Start of Records shown

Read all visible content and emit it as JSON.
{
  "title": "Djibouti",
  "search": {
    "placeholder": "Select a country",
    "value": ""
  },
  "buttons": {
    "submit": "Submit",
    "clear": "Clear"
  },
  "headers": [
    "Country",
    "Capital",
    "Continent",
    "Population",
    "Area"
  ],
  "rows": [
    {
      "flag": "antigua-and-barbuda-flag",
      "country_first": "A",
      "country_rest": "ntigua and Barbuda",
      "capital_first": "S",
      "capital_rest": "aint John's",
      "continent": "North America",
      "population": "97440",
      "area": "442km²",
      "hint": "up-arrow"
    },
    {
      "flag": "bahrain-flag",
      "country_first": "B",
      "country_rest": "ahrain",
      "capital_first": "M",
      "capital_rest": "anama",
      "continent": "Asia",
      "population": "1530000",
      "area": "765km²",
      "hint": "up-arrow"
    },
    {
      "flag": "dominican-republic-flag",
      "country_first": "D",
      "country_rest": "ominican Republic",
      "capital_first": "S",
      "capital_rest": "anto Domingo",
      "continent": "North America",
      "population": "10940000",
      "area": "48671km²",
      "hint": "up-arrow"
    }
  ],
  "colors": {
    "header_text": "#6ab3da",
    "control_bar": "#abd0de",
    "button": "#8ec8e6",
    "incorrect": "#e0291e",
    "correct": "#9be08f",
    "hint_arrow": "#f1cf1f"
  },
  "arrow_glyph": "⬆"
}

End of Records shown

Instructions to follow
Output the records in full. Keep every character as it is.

Solution to this exercise
Read all visible content and emit it as JSON.
{
  "title": "Djibouti",
  "search": {
    "placeholder": "Select a country",
    "value": ""
  },
  "buttons": {
    "submit": "Submit",
    "clear": "Clear"
  },
  "headers": [
    "Country",
    "Capital",
    "Continent",
    "Population",
    "Area"
  ],
  "rows": [
    {
      "flag": "antigua-and-barbuda-flag",
      "country_first": "A",
      "country_rest": "ntigua and Barbuda",
      "capital_first": "S",
      "capital_rest": "aint John's",
      "continent": "North America",
      "population": "97440",
      "area": "442km²",
      "hint": "up-arrow"
    },
    {
      "flag": "bahrain-flag",
      "country_first": "B",
      "country_rest": "ahrain",
      "capital_first": "M",
      "capital_rest": "anama",
      "continent": "Asia",
      "population": "1530000",
      "area": "765km²",
      "hint": "up-arrow"
    },
    {
      "flag": "dominican-republic-flag",
      "country_first": "D",
      "country_rest": "ominican Republic",
      "capital_first": "S",
      "capital_rest": "anto Domingo",
      "continent": "North America",
      "population": "10940000",
      "area": "48671km²",
      "hint": "up-arrow"
    }
  ],
  "colors": {
    "header_text": "#6ab3da",
    "control_bar": "#abd0de",
    "button": "#8ec8e6",
    "incorrect": "#e0291e",
    "correct": "#9be08f",
    "hint_arrow": "#f1cf1f"
  },
  "arrow_glyph": "⬆"
}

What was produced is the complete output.